In this way, standardization and centralization leads to well-evolved formal structures, but they also lead to marginalization of those who are not part of the newly created (or newly emphasized) center. Those who previously had latitude to make their own decisions (for good or ill) now have some of that decision-making power taken away from them.
Generally, this approach to organization does allow an institution significant power to do more of whatever it defines as success. This success allows the organization to thrive. In the process, the organization becomes dependent upon and committed to this particular model of success.
Yet what is successful for one time or in one place is never successful for all times and places. Eventually, the environment of an organization will change and its efficient, extensive focus on a particular pathway to success will no longer produce success in the way it once did.
When this happens, organizations then have a challenge: can they adapt and adopt a different path to success, or will they decline? Often the rigidity that an institution has developed to ensure its success prevents it from changing strategies once its initial strategy no longer leads to success.
An institution that has not committed itself to a single model of success can avoid the problem of fundamental change to its model necessitated by a changing environment, but the great majority of modern institutions are designed to focus on a single model of success.
How does this very abstract discussion of organizational dynamics apply to denominations? Denominations are, among other things, modern organizations. Therefore, most modern denominations have an operative model of success that was designed to produce organizational continuity and growth. Those models have increasingly been refined through a process of centralization, bureaucratization, and increased efficiency. These processes resulted in increased denominational power but also increased rigidity.
The problem most denominations are facing in contemporary America is that the models of success they adopted were developed for life in the first half of the twentieth century and then refined over the course of the second half of the twentieth century.
Yet American society has undergone tremendous change since the middle of the twentieth century in a variety of ways: dominant economic model (agrarian-industrial-postindustrial), a decline in intergenerational interactions, shifts from rural to urban to suburban, changes in cultural values (including those for sex and gender), an increased sense of individualism, the decline of the middle class, political polarization, etc. The list could go on.
These changes have put significant stresses on all institutions and organizations developed for a different world, from AT&T to religious colleges to the Post Office to Kiwanis clubs to the American auto industry.
Some organizations have been able to adapt and shift their core model of success.
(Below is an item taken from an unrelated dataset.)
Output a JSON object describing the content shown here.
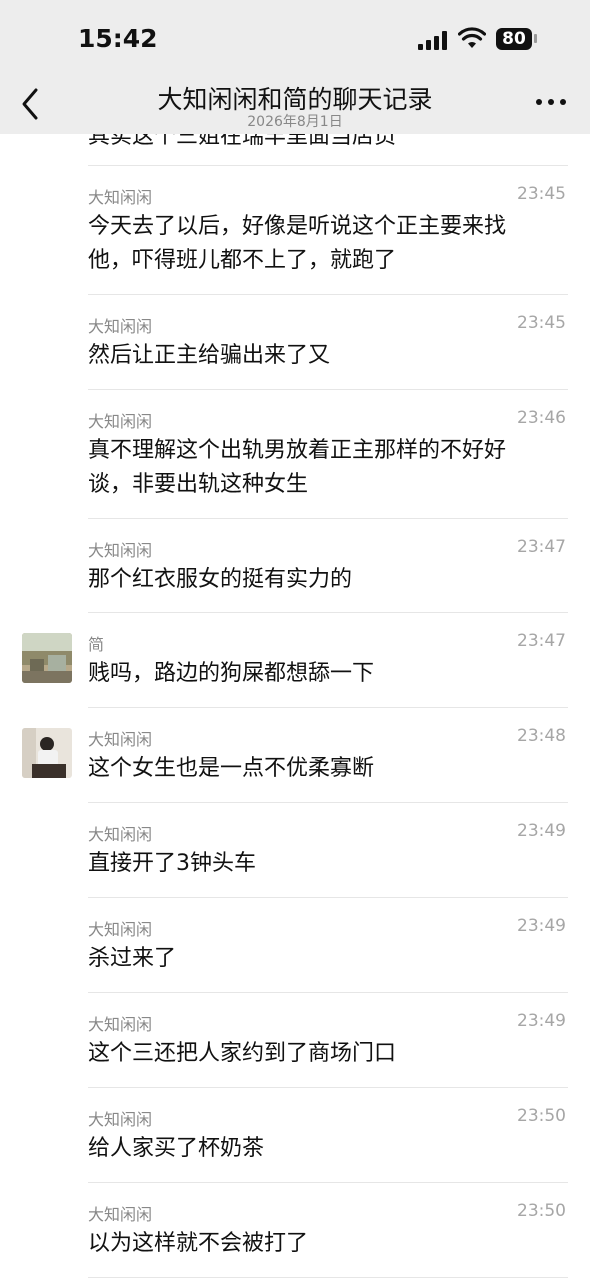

Some have not and have ceased to exist. The challenge is substantial, though, since it involves a willingness to let go of what has led to organizational health, which can feel like a dangerous proposition, even when there is some recognition that old strategies are no longer working.
In many ways, organized religion has been on the decline since the 1960s because of changes in its environment. Those analyzing such trends frequently point to theological and cultural reasons why. There may be some truth to such answers, but we cannot fully understand this trend unless we recognize the hazards that American Christians accepted when they decided to adopt a denominational approach to being church that was predicated on the assumptions of modern institutions. Denominations gained great power at the time they made the decision to embrace this model of being church, but they also set themselves up for long-term challenges when their models of success no longer fit the world in which they were living.